Exercise aim >> Where a line in the records below includes "text", pull that line out.

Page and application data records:
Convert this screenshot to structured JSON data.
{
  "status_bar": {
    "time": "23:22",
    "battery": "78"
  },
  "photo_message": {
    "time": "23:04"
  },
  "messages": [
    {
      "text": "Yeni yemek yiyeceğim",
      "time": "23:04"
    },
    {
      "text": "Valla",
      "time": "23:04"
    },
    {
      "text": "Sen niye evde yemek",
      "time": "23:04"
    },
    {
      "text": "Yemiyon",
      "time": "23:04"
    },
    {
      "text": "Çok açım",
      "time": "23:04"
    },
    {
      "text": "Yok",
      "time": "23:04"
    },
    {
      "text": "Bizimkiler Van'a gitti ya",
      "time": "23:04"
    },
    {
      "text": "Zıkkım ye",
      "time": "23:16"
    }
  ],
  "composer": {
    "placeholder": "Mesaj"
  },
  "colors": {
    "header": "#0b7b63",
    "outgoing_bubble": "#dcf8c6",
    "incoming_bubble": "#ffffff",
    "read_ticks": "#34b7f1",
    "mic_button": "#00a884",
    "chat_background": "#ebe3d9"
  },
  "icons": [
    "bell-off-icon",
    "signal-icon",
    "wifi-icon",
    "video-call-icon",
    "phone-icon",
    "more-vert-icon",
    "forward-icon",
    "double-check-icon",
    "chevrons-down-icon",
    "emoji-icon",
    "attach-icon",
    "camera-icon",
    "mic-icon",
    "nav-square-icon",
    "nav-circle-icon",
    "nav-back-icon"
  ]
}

Answer box >>
      "text": "Yeni yemek yiyeceğim",
      "text": "Valla",
      "text": "Sen niye evde yemek",
      "text": "Yemiyon",
      "text": "Çok açım",
      "text": "Yok",
      "text": "Bizimkiler Van'a gitti ya",
      "text": "Zıkkım ye",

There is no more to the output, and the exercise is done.